However, it is clear why the initial author of m0n0wall's OpenVPN
support chose to use optional interfaces: otherwise, major parts of
the firewall code and many webGUI pages would have had to be modified
(keep in mind that the OpenVPN support was supposed to be a module).
m0n0wall has grown "organically" without a specific plan, so this is
a logical consequence.
At this time, I believe that it wouldn't be wise to continue hacking
new features into m0n0wall with its current architecture. I don't
have a ready-made plan yet, but in my opinion the web interface and
the configuration subsystem need to be separated. There's too much
important logic in the webGUI right now. m0n0wall needs a core, a
daemon, something that is always running in the background to
coordinate configuration changes and external events. The webGUI
should only display the data and send change requests to the core,
and the core should handle all the "business logic". This would also
open possibilities for alternate configuration methods (console,
Windows application, etc.). It would also be nice if the core was
highly modular, with services like DHCP, DynDNS, DNS forwarder, PPTP
VPN etc. implemented as separate modules and only the essential stuff
(like interface handling or firewall rule generation) in the core.
I have thought about this in the past, but PHP doesn't lend itself
well to that kind of application. The core could also benefit from an
object-oriented approach, finally abstracting things like interfaces,
so that new features like OpenVPN could be integrated without having
to modify existing code everywhere. Java would be a possibility -
there are now ways (GCJ, for example) to use its advantages without
the usual extreme bloat. There may be other candidates - I don't know.
For the web interface, I still think PHP is a good choice. We'd just
need a standards based interface between the core and the webGUI.
What do you think? Is it time to perform a major architectural
overhaul on m0n0wall? Or would you rather continue with m0n0wall's
current architecture, perhaps making small adjustments where
necessary, and on the other hand spend more time rewriting code to
get new features integrated?
No matter how the web interface and configuration system are going to
work, there's also another important question: which base operating
system should be used in the future? FreeBSD 4.x is at the end of its
lifespan. It has been a very good, reliable, fast and secure

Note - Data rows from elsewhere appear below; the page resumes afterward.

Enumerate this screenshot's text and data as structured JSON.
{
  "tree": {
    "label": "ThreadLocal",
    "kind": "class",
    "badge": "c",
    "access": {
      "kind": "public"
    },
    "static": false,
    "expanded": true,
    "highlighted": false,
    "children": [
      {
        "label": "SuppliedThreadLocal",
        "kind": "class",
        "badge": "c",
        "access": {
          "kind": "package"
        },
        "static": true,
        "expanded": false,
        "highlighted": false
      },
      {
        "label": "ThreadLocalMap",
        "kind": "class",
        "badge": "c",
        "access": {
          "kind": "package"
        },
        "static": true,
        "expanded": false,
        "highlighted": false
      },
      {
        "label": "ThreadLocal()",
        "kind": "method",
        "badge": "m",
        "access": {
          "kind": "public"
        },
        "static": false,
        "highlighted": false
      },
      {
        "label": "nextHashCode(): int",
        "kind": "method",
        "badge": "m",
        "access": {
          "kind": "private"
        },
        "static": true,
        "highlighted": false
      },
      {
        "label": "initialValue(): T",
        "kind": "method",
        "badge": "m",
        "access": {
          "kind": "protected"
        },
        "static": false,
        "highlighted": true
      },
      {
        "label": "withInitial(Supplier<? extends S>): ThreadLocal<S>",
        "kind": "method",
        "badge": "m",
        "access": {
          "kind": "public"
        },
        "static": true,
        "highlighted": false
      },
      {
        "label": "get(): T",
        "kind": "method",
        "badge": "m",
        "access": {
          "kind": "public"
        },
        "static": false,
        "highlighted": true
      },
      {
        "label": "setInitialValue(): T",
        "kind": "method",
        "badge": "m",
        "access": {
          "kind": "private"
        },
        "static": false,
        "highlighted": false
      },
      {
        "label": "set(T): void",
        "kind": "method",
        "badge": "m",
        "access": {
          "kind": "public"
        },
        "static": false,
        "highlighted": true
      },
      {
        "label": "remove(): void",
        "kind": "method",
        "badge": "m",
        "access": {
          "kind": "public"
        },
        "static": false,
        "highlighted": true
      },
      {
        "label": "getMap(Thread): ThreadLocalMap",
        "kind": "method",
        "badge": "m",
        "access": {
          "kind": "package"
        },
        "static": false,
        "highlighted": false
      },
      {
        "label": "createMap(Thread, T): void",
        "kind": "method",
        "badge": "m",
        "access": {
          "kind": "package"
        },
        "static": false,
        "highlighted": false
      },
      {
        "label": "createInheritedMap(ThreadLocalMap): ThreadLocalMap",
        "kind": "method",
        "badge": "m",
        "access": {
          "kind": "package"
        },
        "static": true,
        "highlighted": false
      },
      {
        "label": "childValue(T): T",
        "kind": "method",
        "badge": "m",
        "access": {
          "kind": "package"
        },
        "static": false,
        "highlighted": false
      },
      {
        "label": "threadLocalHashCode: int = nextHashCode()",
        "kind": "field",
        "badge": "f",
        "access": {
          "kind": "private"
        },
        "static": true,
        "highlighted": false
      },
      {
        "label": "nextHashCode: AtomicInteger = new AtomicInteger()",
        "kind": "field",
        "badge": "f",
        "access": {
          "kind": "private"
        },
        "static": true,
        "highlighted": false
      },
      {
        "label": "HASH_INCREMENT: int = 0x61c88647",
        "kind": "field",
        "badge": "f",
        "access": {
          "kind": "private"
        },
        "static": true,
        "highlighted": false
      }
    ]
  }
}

platform. However, its age has become evident with missing support
for new hardware (wireless gear in particular). There are several
options for an alternative, each with its advantages and

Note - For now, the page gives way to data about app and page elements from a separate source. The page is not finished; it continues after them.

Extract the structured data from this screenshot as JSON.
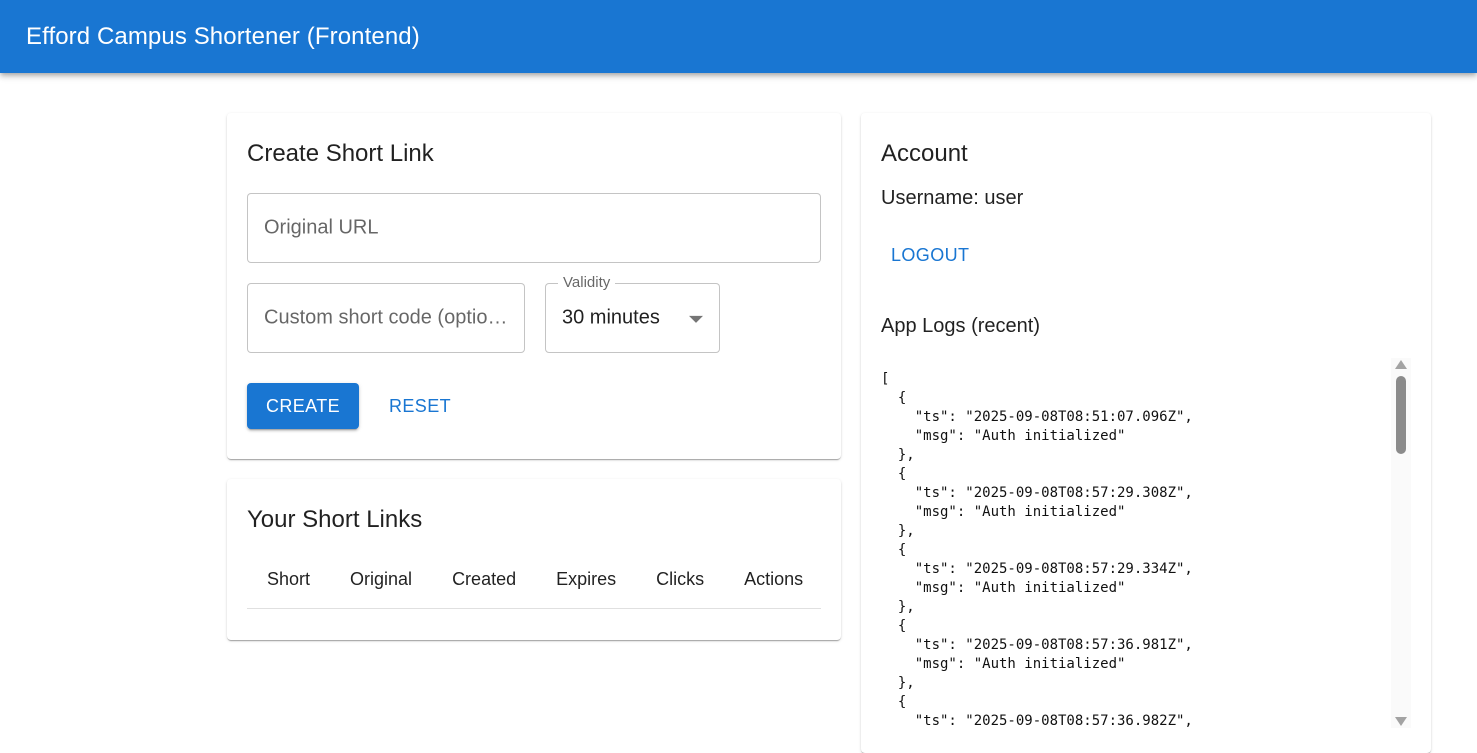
{
  "appbar": {
    "title": "Efford Campus Shortener (Frontend)"
  },
  "create": {
    "title": "Create Short Link",
    "url_placeholder": "Original URL",
    "code_placeholder": "Custom short code (optional)",
    "validity_label": "Validity",
    "validity_value": "30 minutes",
    "create_label": "CREATE",
    "reset_label": "RESET"
  },
  "links": {
    "title": "Your Short Links",
    "columns": [
      "Short",
      "Original",
      "Created",
      "Expires",
      "Clicks",
      "Actions"
    ],
    "rows": []
  },
  "account": {
    "title": "Account",
    "username_text": "Username: user",
    "logout_label": "LOGOUT",
    "logs_title": "App Logs (recent)",
    "logs_text": "[\n  {\n    \"ts\": \"2025-09-08T08:51:07.096Z\",\n    \"msg\": \"Auth initialized\"\n  },\n  {\n    \"ts\": \"2025-09-08T08:57:29.308Z\",\n    \"msg\": \"Auth initialized\"\n  },\n  {\n    \"ts\": \"2025-09-08T08:57:29.334Z\",\n    \"msg\": \"Auth initialized\"\n  },\n  {\n    \"ts\": \"2025-09-08T08:57:36.981Z\",\n    \"msg\": \"Auth initialized\"\n  },\n  {\n    \"ts\": \"2025-09-08T08:57:36.982Z\","
  },
  "colors": {
    "primary": "#1976d2",
    "background": "#ffffff"
  },
  "icons": {
    "dropdown": "arrow-drop-down-icon"
  }
}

disadvantages. It'll most likely have to be a Unix-style operating
system - the three BSDs (FreeBSD, NetBSD, OpenBSD), its descendants

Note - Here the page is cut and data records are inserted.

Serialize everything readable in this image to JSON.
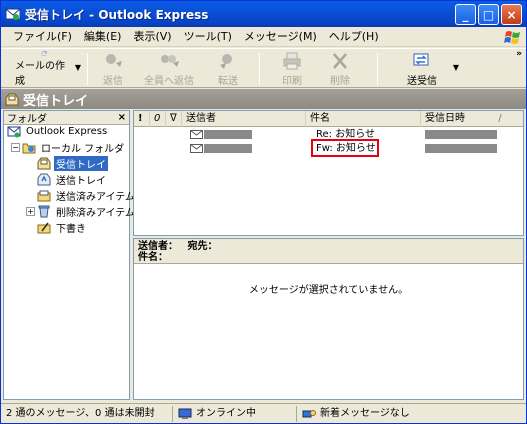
{
  "window": {
    "title": "受信トレイ - Outlook Express",
    "controls": [
      "_",
      "□",
      "×"
    ]
  },
  "menu": [
    "ファイル(F)",
    "編集(E)",
    "表示(V)",
    "ツール(T)",
    "メッセージ(M)",
    "ヘルプ(H)"
  ],
  "toolbar": {
    "compose": "メールの作成",
    "reply": "返信",
    "reply_all": "全員へ返信",
    "forward": "転送",
    "print": "印刷",
    "delete": "削除",
    "send_receive": "送受信",
    "more": "»"
  },
  "folder_title": "受信トレイ",
  "folder_pane": {
    "header": "フォルダ",
    "close": "×",
    "items": [
      "Outlook Express",
      "ローカル フォルダ",
      "受信トレイ",
      "送信トレイ",
      "送信済みアイテム",
      "削除済みアイテム",
      "下書き"
    ]
  },
  "message_list": {
    "columns": {
      "flag_priority": "!",
      "attachment": "0",
      "flag": "ᐁ",
      "from": "送信者",
      "subject": "件名",
      "received": "受信日時",
      "sort_mark": "/"
    },
    "rows": [
      {
        "subject": "Re: お知らせ"
      },
      {
        "subject": "Fw: お知らせ"
      }
    ]
  },
  "preview": {
    "from_label": "送信者：",
    "to_label": "宛先：",
    "subject_label": "件名：",
    "empty_message": "メッセージが選択されていません。"
  },
  "status": {
    "count": "2 通のメッセージ、0 通は未開封",
    "online": "オンライン中",
    "new_mail": "新着メッセージなし"
  },
  "colors": {
    "selection": "#316ac5",
    "highlight_border": "#e60012",
    "titlebar": "#0a50d8"
  }
}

(e.g. DragonFly) and Linux come to mind. FreeBSD 5.x has already been
evaluated in 1.2b5-7 and found to be too slow in comparison with 4.x.
FreeBSD 6 is currently being used by pfSense and is supposed to be
better than 5.x. NetBSD hasn't been evaluated at all, but OpenBSD has
been suggested by a few due to its emphasis on security. With all
three BSDs, the choice of packet filter is between ipfilter and pf -
with Linux, it would be something different altogether (iptables).
One thing that is very important to me is that m0n0wall remains (at
least) as clean and easy to configure as it is today. Users should
not have to deal with or need to understand the underlying operating
system (except where it's inevitable, like when assigning interfaces
Finally, something needs to be done about the development style as
well. So far, I've coordinated all changes to m0n0wall and analyzed
and tested most contributed patches. While I think this has resulted
in a relatively high code quality, I'd like other talented people to
get more involvement. Volunteers, step forward! One of the ways to
enable this will be a common version control system for the code -
either CVS or SVN.
That's it for now - again, please post your comments, and be sure to
let everybody know if you think you can and would like to help with
one of the things I've mentioned. We can also start a new survey on
m0n0.ch if it looks like it would help and we manage to agree on a
set of questions.
m0n0wall forever! ;)